I wrote a couple of posts over at Babalu about the publicity offensive that we are seeing against the embargo. Robert, a fellow Babalusian and also the blogger behind 26th Parallel, wrote a post that brings our attention to a column in The Miami Herald which I think articulates, better than I ever could, the reason why the preserving the embargo is imperative. Some excerpts:
I could note many failed American measures against Castro's regime since the very beginning, back in 1959, when the destruction of the so called ''Cuban Revolution'' was, or at least must have been, a top priority in the political agenda of this country.
Despite those failures, the United States approached the Cuban phenomenon as a kind of illegal entity that, by deceit and force, had submitted a whole nation, trampling on the rights and freedoms of its people. The demonization of Castroism was and has been in my opinion -- and in that of most of my fellow Cuban exiles -- the right response of the American government to that challenge; and the embargo, extended for more than four decades, its coherent implementation.
In other words, the U.S. embargo -- imposed at the onset as a simple punishment for the expropriation of American properties -- acquired along the years the character of a total and comprehensive moral sanction against a totalitarian regime that violated the human rights of all its citizens, and whose mere existence was a crime. That kind of global response, unique in the world with regard to Cuba (it doesn't matter how ineffectual it has been in producing significant changes in that country) has been useful to articulate in its essence a fundamental principle: the lack of legitimacy of Castro's regime, duly proportional to the lack of human rights and freedoms of the Cuban people.

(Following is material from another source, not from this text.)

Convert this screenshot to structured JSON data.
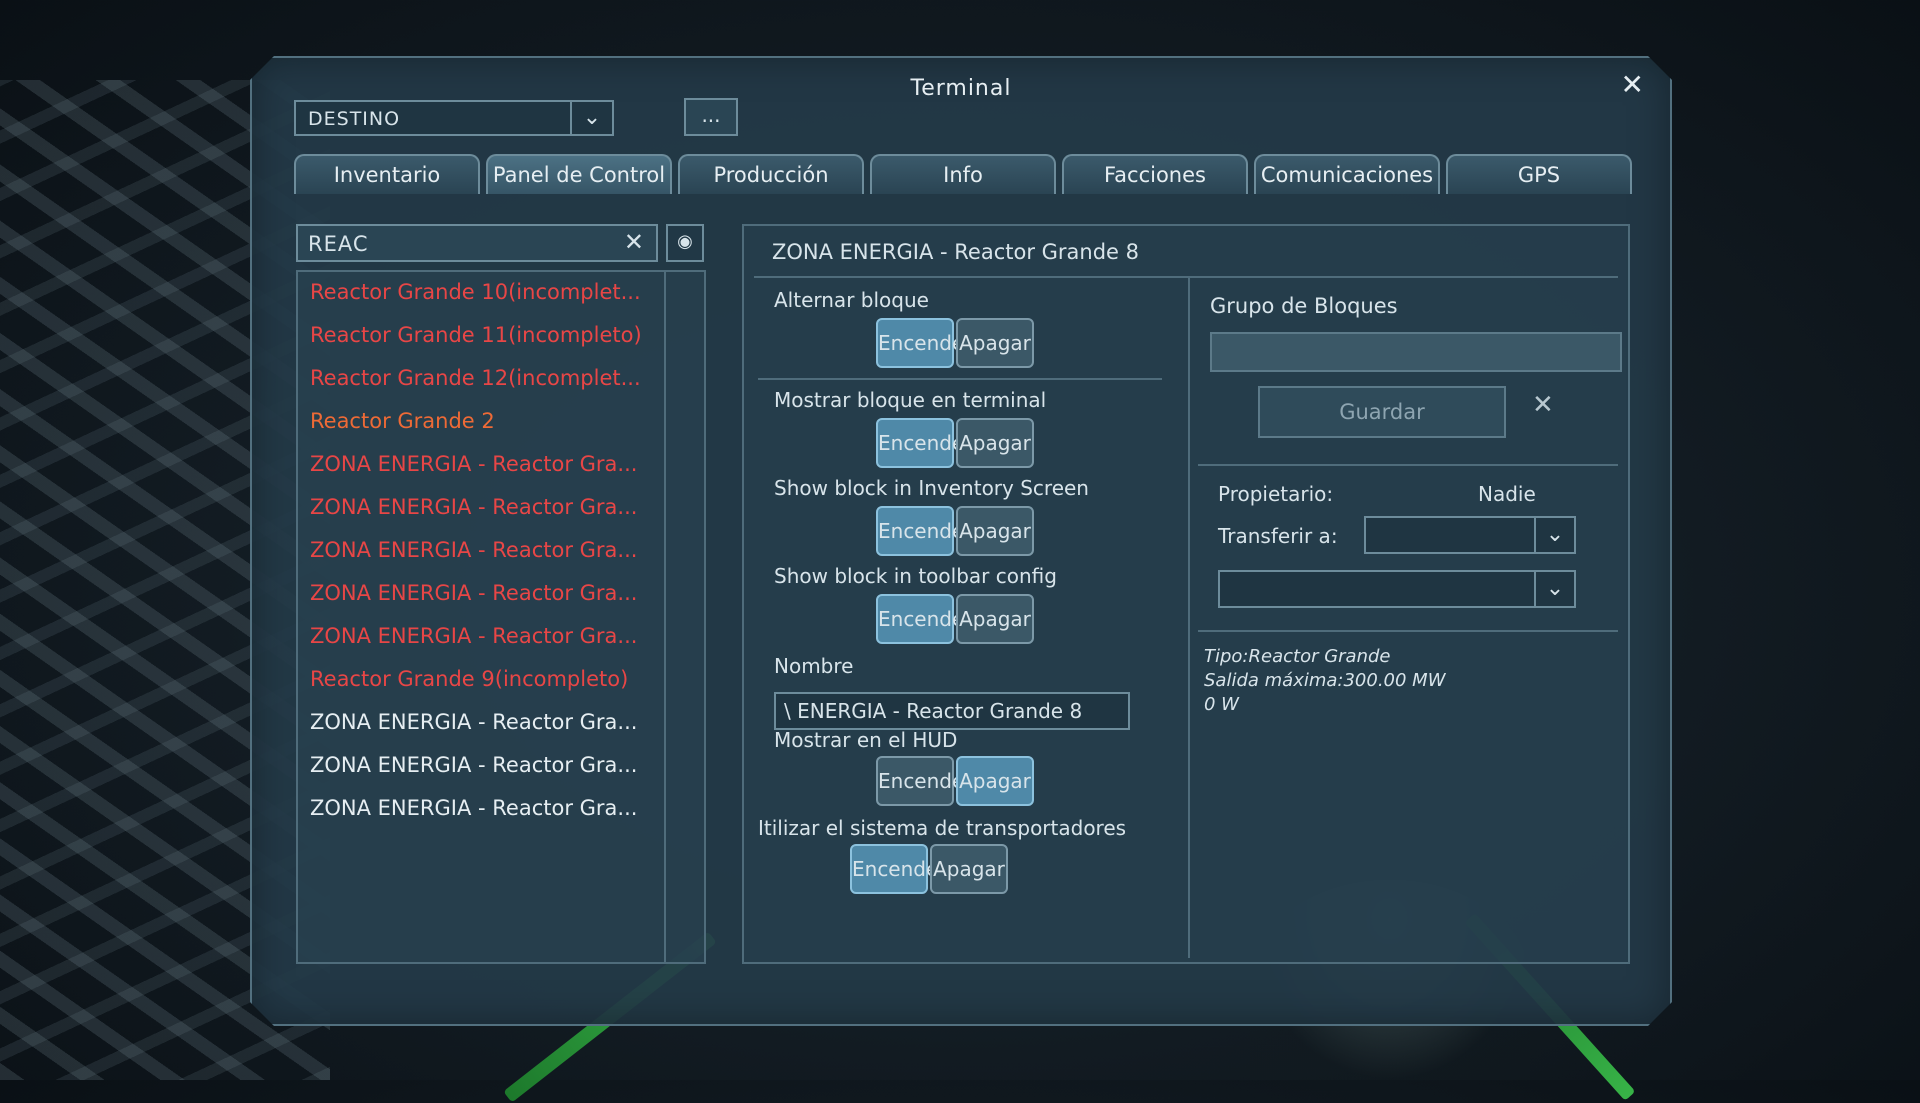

Confronting a gross violator of human rights, as the Cuban dictatorship, with timid diplomatic approaches is a doomed enterprise. A more proper response -- as has been in my opinion the U.S. embargo, despite its gaps -- is one that underscores the illegitimacy of that regime.
Powerless as we are right now to directly promote real changes in our beloved homeland, we Cuban exiles discover that our relevant duty is to help preserve in the international arena, particularly on the American stage, the precarious status quo of Castro's regime (or his brother's) -- its instability derived from its lack of legitimacy -- as a foundation upon which to build its permanent removal. For those of us who have been waiting decades for that end, nothing else is advisable and acceptable. We just want our country back.